( Originally Published 1924 )
Women have passed the stage of inefficiency in dress as they have progressed in many other things, and are choosing their clothes with a definite idea of use and beauty. Girls and women are dressing more sanely, because of their wider outlook on life and a deeper understanding of their responsibility, a sense that they have an important role to play in life. They are now thinking of clothes in terms of simplicity, of physical comfort, and of health.
Because a Queen Anne, once upon a time, had a thirteen-inch waist line, a style was created, and from that time until some forty years ago, women prided themselves on their small waist measurements. They wore shoes two sizes too small for their feet, because small feet were supposed to indicate refinement. These women were consciously or subconsciously suffering for years; and, as a result, at forty years of age, they had wrinkles around their eyes. They learned, too late, if ever at all, that discomfort is never beautiful.

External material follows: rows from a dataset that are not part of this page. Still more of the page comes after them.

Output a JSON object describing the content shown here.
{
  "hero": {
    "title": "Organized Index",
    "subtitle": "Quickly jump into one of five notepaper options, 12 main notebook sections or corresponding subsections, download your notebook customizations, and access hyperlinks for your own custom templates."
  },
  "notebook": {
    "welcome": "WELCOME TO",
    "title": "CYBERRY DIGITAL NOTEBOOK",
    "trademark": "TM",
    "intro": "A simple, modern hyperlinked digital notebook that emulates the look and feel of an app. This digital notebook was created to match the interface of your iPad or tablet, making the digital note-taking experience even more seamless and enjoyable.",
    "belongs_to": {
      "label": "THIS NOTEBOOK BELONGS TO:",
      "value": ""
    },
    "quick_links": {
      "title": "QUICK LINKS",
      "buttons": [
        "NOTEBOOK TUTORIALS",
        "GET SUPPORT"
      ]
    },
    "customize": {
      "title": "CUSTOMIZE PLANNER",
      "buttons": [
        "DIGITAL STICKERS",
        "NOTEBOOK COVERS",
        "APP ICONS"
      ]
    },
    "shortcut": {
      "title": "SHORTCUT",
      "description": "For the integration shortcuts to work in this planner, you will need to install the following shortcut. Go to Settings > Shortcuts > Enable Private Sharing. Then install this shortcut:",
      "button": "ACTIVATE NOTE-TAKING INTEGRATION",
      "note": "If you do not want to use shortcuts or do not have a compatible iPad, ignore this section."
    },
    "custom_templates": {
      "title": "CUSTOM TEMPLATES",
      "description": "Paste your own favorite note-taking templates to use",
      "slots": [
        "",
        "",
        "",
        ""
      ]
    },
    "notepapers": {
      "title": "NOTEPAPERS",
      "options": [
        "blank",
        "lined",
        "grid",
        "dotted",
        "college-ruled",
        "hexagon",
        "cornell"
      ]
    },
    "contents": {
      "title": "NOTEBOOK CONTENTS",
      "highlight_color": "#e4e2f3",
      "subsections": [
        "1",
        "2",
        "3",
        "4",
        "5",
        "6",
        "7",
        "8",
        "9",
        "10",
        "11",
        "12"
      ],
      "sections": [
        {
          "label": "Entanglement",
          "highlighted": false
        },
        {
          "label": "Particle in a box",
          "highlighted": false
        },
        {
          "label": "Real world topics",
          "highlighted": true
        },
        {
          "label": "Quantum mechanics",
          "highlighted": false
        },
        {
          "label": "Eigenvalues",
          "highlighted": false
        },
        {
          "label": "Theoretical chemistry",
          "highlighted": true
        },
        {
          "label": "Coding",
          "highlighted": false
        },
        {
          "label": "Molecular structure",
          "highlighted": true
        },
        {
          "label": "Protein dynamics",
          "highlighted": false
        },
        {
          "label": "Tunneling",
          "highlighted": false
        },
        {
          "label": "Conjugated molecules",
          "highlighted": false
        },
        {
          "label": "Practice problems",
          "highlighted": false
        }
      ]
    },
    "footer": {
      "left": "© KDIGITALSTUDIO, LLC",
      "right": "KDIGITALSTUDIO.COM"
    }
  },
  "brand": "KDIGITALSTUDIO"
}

No one can be graceful in movement if her clothes are not easily and comfortably worn. Any portion of the wearing apparel that gives the impression of causing the wearer discomfort is displeasing to the eye. Girls of to-day will not be wrinkled at forty, because their clothes are worn with ease and permit the full, deep breathing that is essential to health. They have demanded comfort in footwear; flat-heeled shoes and sandals for day wear which insure a springy, graceful step in walking and are fashionable for all occasions, except the very formal dance when the wearer is, literally and figuratively, on tiptoe.
Shower-baths and other attractive aids to the daily toilette, which make for absolute cleanliness and constant elimination of poisons through the pores—the value of which can not be too much emphasized—have helped wonderfully to establish clear skins, clear minds, and clear estimates of values, or judgment.
In the bouyancy of health which comes from physical comfort and cleanliness, girls and women are going to become more and more powerful in the world's activities. Given more power they must cultivate more and more balance, so that they will not be led by fashion far afield into ideas which are extremes and out of proportion.
We must believe in the women of to-day. Bobbed hair, rolled stockings, corpse-like nose, and carmined lips are no more the expression of the real woman than are any other of the extreme and fad-dish trappings of previous periods. Young girls especially should learn to discriminate between the stare attracted by obtrusive color and style, and the glances of discriminating approval. The rouged, cigaret-smoking, cocktail-drinking, but sound-atheart girl gives way to the real, genuine girl who is endowed with brains as well as beauty.
The woman of today is learning that her clothes should be such a complete expression of her personality that she can be unconscious of them. Among our girls are many Portias whose mental ability will not rob them of being charmingly pretty individuals, but rather will establish them as those who have pleasing individuality coupled with power.
When all is said and done, one finds that attaining beauty in dress is not difficult if one goes about it in an intelligent manner, with thoughts of suitability and becomingness.
A knowledge of color, line, and fabric, with the general quality of unity and a reserved use of decoration, solves the problem admirably.
With all of one's understanding one should re-member that charm is being one's best self. This is the greatest factor in beauty, and in its development and manifestation let there be sincerity and individuality, possessing which, one will have the "three graces" not easily overshadowed by any others.